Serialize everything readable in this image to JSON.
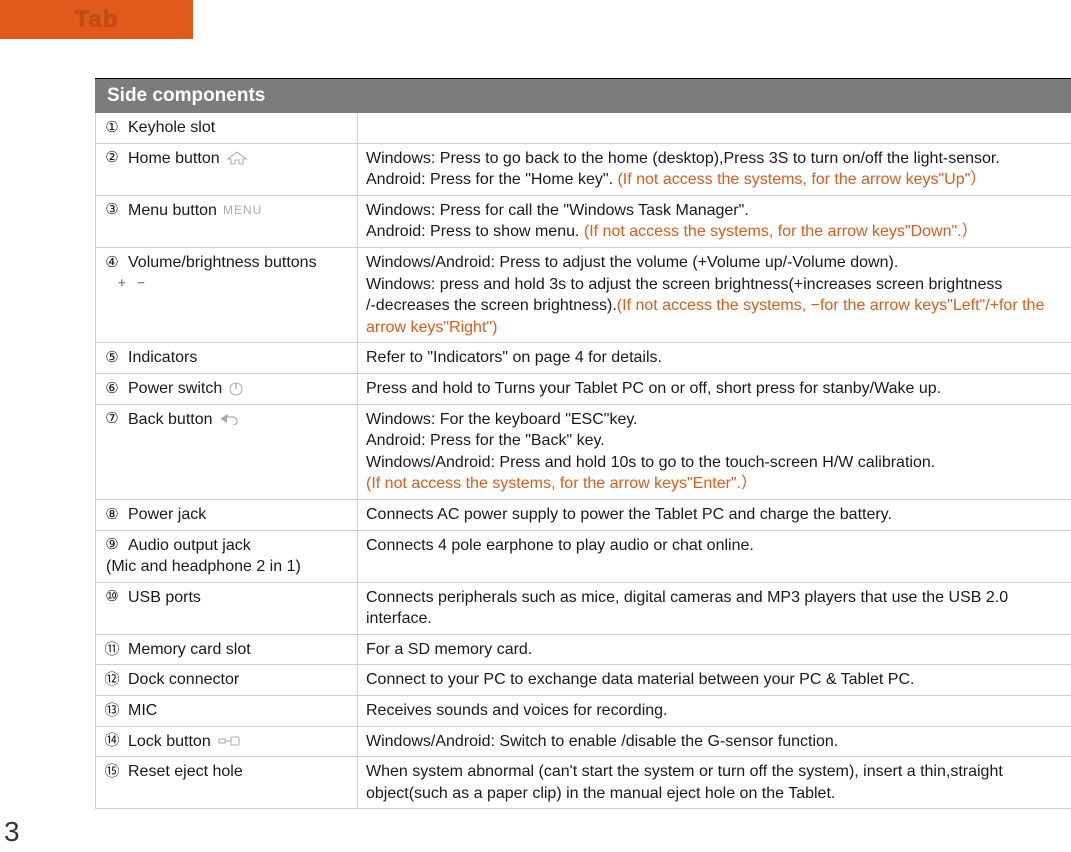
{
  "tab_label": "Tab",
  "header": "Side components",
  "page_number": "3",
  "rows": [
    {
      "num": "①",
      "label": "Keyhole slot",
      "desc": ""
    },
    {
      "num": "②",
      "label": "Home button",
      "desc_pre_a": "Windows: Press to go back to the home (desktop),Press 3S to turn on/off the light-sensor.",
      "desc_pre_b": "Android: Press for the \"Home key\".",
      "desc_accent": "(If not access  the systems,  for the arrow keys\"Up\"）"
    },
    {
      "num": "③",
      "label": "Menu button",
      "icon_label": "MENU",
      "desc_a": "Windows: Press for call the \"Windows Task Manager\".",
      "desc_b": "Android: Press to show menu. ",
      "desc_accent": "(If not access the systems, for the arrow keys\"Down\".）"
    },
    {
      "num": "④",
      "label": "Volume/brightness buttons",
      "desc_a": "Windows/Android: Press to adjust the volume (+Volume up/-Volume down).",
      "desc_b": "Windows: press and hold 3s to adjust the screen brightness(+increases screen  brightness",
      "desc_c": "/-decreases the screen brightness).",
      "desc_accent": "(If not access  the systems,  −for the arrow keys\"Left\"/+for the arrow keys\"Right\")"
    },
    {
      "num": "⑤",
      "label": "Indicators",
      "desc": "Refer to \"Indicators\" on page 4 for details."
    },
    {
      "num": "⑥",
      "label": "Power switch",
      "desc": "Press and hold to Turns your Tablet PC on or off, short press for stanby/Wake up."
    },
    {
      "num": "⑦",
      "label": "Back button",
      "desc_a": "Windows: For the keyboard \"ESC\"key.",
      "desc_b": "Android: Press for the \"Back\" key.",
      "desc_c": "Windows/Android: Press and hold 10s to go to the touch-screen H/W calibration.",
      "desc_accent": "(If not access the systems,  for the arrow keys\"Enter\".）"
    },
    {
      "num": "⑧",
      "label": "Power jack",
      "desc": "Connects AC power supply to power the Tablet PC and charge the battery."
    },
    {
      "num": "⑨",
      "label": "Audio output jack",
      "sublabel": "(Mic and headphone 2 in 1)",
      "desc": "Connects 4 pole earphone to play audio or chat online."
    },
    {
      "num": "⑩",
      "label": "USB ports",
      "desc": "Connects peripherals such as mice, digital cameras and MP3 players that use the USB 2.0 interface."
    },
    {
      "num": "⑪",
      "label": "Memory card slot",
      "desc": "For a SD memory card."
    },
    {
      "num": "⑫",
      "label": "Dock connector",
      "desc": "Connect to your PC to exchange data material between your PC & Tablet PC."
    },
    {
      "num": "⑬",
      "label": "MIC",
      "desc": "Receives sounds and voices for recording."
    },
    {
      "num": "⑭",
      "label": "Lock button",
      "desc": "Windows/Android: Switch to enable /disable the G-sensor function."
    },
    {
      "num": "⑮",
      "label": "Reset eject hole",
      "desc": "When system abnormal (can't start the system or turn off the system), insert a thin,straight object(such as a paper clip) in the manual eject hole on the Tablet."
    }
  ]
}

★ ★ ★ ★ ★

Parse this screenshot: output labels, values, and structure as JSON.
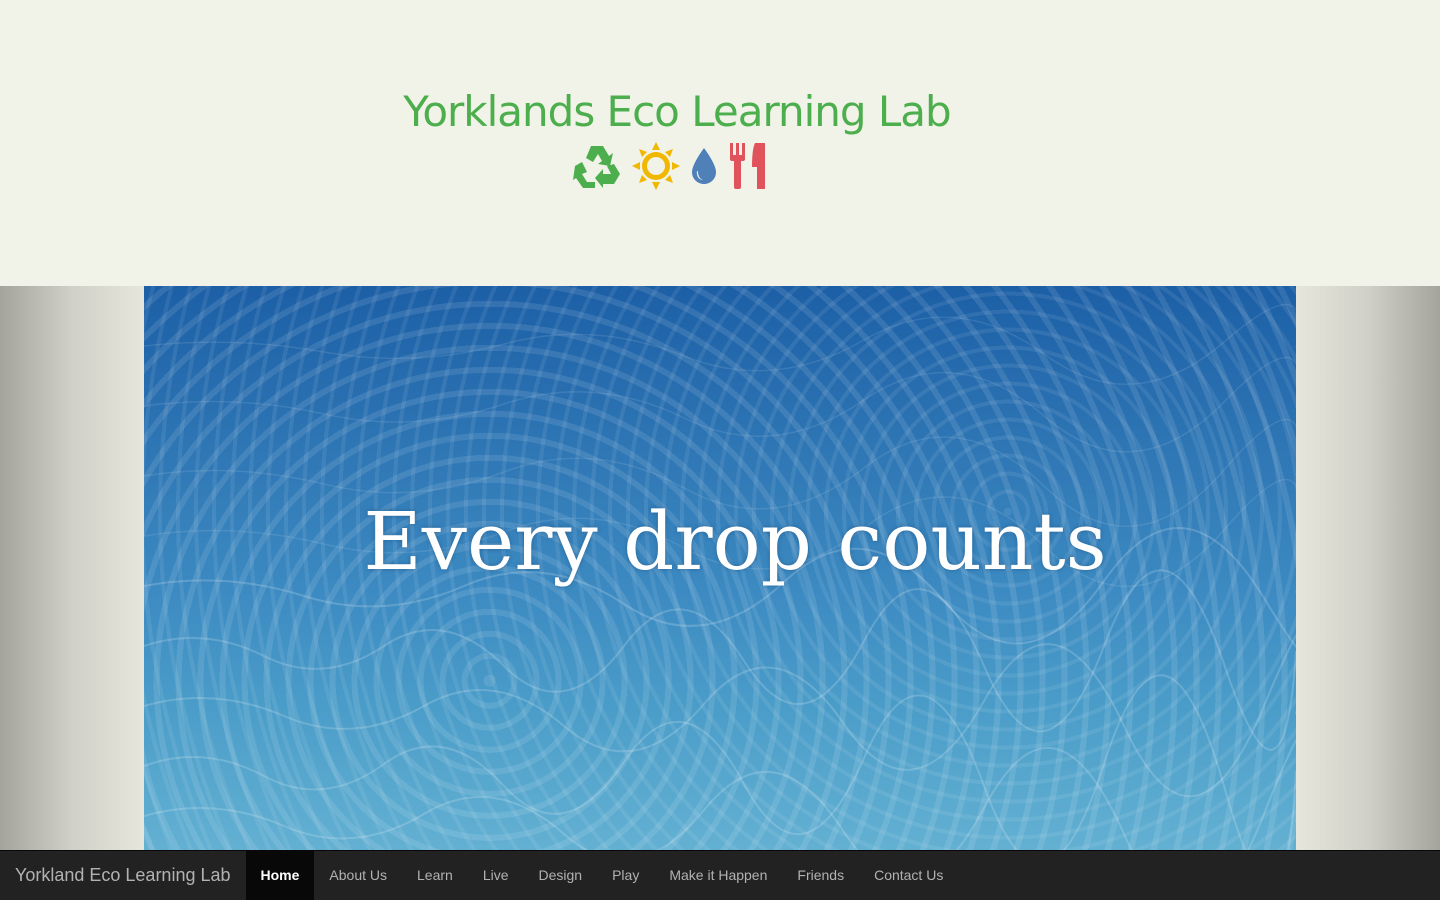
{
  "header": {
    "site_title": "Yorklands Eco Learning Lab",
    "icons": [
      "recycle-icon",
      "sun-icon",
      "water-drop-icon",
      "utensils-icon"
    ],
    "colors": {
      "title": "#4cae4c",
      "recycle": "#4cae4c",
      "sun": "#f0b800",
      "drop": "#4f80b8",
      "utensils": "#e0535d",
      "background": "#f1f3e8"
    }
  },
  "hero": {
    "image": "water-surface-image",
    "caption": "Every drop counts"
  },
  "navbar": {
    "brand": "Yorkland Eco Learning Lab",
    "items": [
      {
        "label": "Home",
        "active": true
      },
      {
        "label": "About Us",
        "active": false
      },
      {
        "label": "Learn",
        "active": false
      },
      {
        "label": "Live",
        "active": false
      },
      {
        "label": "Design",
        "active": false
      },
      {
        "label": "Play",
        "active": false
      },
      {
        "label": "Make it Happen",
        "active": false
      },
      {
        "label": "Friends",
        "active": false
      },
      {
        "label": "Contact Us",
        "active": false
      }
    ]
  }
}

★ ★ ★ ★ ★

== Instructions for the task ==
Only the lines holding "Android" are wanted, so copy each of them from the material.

== Solution ==
      "desc_pre_b": "Android: Press for the \"Home key\".",
      "desc_b": "Android: Press to show menu. ",
      "desc_a": "Windows/Android: Press to adjust the volume (+Volume up/-Volume down).",
      "desc_b": "Android: Press for the \"Back\" key.",
      "desc_c": "Windows/Android: Press and hold 10s to go to the touch-screen H/W calibration.",
      "desc": "Windows/Android: Switch to enable /disable the G-sensor function."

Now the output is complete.